Tucked inside of a quaint jewelry gallery space at the historic Cannery building at Fisherman’s Wharf, a naturally eclectic necklace rests elegantly on the black fabric chest of a perfectly-figured mannequin. Cameras flash. Crowds of people stare.
In the midst of all the attention being given to this piece of art, a young girl walks into the room. No one recognizes her. I watch her carefully walk over to the modern, colorful necklace, smile, and whisper, “I’m so honored to be here right now. This is unrealistic.”
Lucy Huang is her name. Creating jewelry is her game.
“My work is a representation of who I am,” she tells me.
Huang hails from a small town in Taiwan. Currently a sophomore at Academy of Art University, she wishes her family could be here to witness this honorable milestone in the making of her legacy.
Thanks to social media, she’s able to send videos and pictures of her work showcased tonight in America.
“They’re so impressed not only with my work, but with the resources that I have at my disposal here at the Academy,” she says.
Bringing the Past, Present, and Future to Life
The exhibition, titled “Past, Present, and Future II,” is the second installment of The School of Jewelry and Metal Arts’ group show featuring the best of the best from its BFA and MFA programs. Director Charlene Modena calls the artists featured here the “best of the best.”
Choosing just 28 students to showcase out of an entire department isn’t an easy feat, but as a newly-created department, she’s determined to bring the attention of jewelry artists to the Academy.
“People hear the word jewelry and they have this preconceived picture in their mind of what we do. We want to show all the things it can be, not just the cliché,” Modena said.
And the title of the exhibition couldn’t be more fitting. Both Huang and her jewelry represent the present and the future of not only the Academy, but of the jewelry industry.
Her piece, which features more than 100 individual neon textiles, incorporates laser-cutting technology and surprisingly only took her three weeks to complete from start to finish. Inspired by her recent travels to Mexico, she’s found her calling in creating jewelry that is not only functional, but attractive to a variety of nationalities worldwide.
“It wasn’t easy, but everyone at the Academy is so supportive. We’re so good at helping each other work through the different problems we encounter along the way,” Huang noted.
Tying in Technology
If you’re looking for a combination of the past, present, and future, I’d like to introduce you to David Sekoll – a 2008 Academy graduate, current Academy instructor in jewelry, sculpture, and industrial design, as well as a part-time community artist.
If you’re into aviation, you just might want to try on his piece for size.
Sekoll is represented in the show by his dress crafted entirely of 6061 aircraft aluminum. It’s sitting on a mannequin right in front of a window looking out towards the Cannery sidewalks. If the metal doesn’t catch your attention first, the 6,000 parts the dress is made of definitely will.

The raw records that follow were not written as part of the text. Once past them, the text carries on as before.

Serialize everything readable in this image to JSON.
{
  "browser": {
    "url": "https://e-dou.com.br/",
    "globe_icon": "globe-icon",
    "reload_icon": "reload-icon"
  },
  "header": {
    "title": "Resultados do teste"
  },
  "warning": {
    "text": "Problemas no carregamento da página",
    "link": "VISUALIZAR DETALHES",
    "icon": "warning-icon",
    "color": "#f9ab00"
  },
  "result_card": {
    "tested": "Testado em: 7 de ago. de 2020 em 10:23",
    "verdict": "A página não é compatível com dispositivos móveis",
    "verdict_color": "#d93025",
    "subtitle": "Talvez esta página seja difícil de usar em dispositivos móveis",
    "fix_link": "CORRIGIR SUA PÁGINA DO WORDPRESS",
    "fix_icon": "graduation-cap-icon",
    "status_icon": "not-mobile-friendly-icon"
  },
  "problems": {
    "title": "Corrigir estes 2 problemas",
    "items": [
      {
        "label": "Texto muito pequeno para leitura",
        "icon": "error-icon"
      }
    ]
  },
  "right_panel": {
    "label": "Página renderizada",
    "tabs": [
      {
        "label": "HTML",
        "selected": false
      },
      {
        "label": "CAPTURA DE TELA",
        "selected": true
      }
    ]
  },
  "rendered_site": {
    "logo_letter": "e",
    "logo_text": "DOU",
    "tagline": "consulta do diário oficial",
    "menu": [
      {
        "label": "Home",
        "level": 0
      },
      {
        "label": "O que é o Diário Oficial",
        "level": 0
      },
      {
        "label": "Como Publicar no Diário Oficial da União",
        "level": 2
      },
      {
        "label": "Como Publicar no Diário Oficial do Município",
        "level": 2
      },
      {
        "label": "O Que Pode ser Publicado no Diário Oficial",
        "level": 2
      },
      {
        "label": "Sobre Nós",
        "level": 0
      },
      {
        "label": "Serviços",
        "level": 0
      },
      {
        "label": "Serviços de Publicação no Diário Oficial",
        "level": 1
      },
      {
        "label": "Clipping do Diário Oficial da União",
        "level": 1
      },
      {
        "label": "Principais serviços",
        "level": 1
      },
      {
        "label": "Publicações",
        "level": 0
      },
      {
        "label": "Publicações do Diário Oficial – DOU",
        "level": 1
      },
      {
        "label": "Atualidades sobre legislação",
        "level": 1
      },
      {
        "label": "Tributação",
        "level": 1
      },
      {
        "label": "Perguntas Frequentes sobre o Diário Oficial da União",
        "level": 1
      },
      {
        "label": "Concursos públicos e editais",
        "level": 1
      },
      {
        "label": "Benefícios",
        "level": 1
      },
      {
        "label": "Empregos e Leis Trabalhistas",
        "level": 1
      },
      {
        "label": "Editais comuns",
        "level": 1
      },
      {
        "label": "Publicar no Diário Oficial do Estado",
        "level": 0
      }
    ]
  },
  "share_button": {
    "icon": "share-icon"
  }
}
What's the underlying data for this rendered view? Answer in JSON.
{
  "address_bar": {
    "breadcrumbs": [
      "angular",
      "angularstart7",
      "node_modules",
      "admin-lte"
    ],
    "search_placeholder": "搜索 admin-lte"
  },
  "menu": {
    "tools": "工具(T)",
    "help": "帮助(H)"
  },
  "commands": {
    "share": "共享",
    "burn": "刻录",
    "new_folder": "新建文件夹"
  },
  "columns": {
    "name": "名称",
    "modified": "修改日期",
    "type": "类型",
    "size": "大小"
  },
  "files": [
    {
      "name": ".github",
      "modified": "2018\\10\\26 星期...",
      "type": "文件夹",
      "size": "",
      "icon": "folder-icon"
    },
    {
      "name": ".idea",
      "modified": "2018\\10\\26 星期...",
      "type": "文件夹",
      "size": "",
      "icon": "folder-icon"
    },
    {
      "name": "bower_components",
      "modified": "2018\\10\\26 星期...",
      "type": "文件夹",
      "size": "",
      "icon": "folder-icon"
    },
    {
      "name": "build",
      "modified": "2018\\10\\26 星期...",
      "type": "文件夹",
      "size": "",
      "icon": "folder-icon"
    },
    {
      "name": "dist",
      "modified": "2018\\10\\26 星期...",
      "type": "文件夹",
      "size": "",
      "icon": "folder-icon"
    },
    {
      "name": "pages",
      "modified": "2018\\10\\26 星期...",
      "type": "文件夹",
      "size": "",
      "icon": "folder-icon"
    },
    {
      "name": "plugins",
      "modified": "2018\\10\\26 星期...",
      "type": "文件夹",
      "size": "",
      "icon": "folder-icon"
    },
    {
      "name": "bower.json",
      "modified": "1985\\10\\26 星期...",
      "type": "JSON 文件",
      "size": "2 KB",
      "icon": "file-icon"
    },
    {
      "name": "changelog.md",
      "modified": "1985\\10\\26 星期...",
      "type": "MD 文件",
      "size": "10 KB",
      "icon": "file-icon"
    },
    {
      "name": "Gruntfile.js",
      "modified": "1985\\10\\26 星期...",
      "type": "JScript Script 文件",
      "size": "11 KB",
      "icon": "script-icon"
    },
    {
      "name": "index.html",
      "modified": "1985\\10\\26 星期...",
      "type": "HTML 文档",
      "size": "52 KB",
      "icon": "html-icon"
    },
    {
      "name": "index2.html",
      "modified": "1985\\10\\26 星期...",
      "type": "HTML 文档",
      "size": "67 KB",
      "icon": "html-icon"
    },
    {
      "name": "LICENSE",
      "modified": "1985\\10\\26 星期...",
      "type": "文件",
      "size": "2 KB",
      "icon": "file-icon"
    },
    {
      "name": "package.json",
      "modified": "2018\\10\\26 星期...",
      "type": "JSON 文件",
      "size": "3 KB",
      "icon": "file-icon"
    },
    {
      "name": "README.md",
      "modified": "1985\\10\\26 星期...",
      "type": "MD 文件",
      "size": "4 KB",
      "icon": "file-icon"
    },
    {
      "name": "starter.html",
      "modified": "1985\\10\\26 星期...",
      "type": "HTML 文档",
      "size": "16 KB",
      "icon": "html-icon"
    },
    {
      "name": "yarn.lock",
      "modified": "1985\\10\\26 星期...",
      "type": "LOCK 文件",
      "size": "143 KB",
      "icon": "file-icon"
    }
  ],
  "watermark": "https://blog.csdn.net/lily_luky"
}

“This dress was actually first worn on the runway by a model in the Academy’s fashion school,” Sekoll said. “You can look at it here and it’s still really cool, but putting it on a person really brings the piece to life,” he added with a smile.
Humbly, he walks around the exhibition and admires the work of current students. Nearly 10 years have passed since he put his metal dress together, and he’s simply amazed at how far it has come—and where it is headed.
“The technology now has changed so much. The concept of Past, Present and Future. In the past, everything was very hands-on. We have the ability to now design completely on computers and then hit a button and print it out,” Sekoll said in awe.
To put it lightly, Modena is passionate about the progression of the jewelry and metal arts program at the Academy. She’s looking to add more and more courses, laser classes, 3D printing sessions, and casting to the curriculum in the upcoming semesters.
“We’re so proud of what we do and we wanted to show the breadth of what we do and the depth of technique and concept,” Modena said when asked about the future of the program.
Past grads like Sekoll have banded together to purchase shops to sell their art in. Now that they’re in their post-Academy days, he likes to use the cliché, “Birds of a feather flock together!”
Present students like Huang are now working on innovative pieces in hopes of getting them featured in the spring showcase, which is another prestigious honor at the Academy.
Then there’s the future. The future students who’ll see pictures of these design concepts and become inspired to attend the Academy. Future designers. Future metal artists. Most importantly, the future of anyone who believes in following their artistic passions to create his or her legacy.